The following two quotes are among my favorites and say much the same thing in very different words – words that may resonate better with you:
From Mahatma Gandhi:
Your beliefs become your thoughts;
Your thoughts become your words;
Your words become your actions;
Your actions become your habits;
Your habits become your values;
Your values become your destiny.
From Earnie Larson, Stage II Recovery – Life Beyond Addiction, Harper & Row, 1985, p. 30:
What you live with you learn;
What you learn you practice;
What you practice you become;
What you become has consequences.
All this judgment, analysis, comparison, condemnation – of ourselves and of others – is based on our selective interpretation of past events. We have put these blinders on all by ourselves, as we were “socialized” by our parents, friends, teachers, ministers, relatives, movies, television, politicians and employers. Toltec wisdom calls this socialization process “domestication.”
We put the blinders on and we can begin removing these blinders, as well. We just have to be willing and not be afraid to ask for a different way of looking at life.
Although these messages are mostly for me, thanks for listening.
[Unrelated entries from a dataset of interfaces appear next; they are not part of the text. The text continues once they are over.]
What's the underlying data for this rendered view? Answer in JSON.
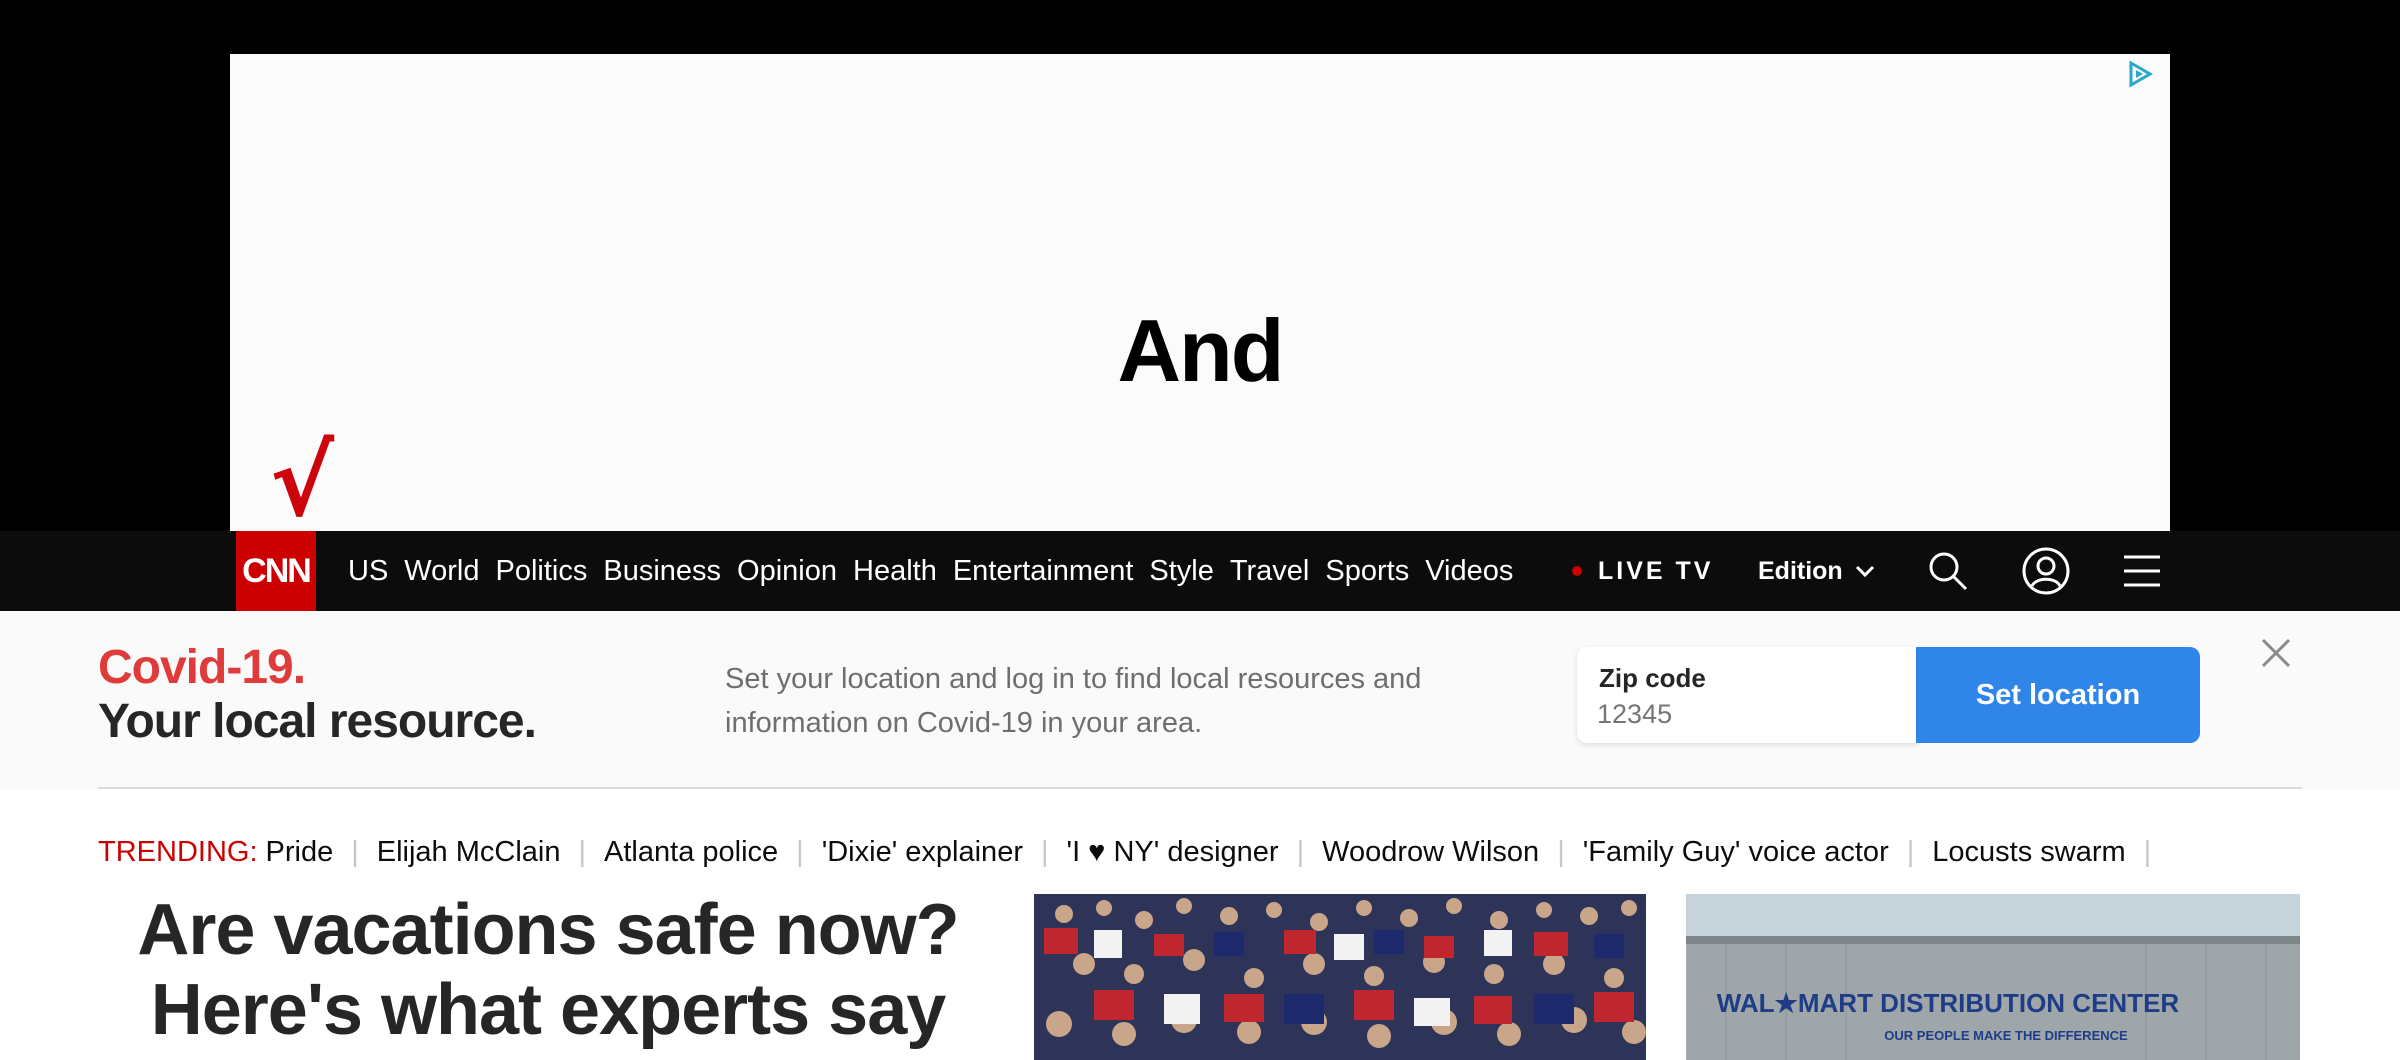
{
  "ad": {
    "text": "And",
    "brand_color": "#cd040b",
    "check_glyph": "√"
  },
  "nav": {
    "logo_text": "CNN",
    "links": [
      "US",
      "World",
      "Politics",
      "Business",
      "Opinion",
      "Health",
      "Entertainment",
      "Style",
      "Travel",
      "Sports",
      "Videos"
    ],
    "live_tv": "LIVE TV",
    "edition": "Edition",
    "icons": [
      "search-icon",
      "account-icon",
      "menu-icon"
    ]
  },
  "covid": {
    "title_line1": "Covid-19.",
    "title_line2": "Your local resource.",
    "description": "Set your location and log in to find local resources and information on Covid-19 in your area.",
    "zip_label": "Zip code",
    "zip_placeholder": "12345",
    "button": "Set location"
  },
  "trending": {
    "label": "TRENDING:",
    "items": [
      "Pride",
      "Elijah McClain",
      "Atlanta police",
      "'Dixie' explainer",
      "'I ♥ NY' designer",
      "Woodrow Wilson",
      "'Family Guy' voice actor",
      "Locusts swarm"
    ]
  },
  "main": {
    "headline": "Are vacations safe now? Here's what experts say",
    "image2_sign_line1": "WAL★MART  DISTRIBUTION CENTER",
    "image2_sign_line2": "OUR PEOPLE MAKE THE DIFFERENCE"
  },
  "colors": {
    "accent_red": "#cc0000",
    "covid_red": "#e03b3b",
    "button_blue": "#2f86e8",
    "nav_bg": "#0c0c0c"
  }
}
As always – feel free to forward this message to your friends, family, and those accompanying you on your spiritual journey.
Don
#3 Jun, 2014

Copyright, 2014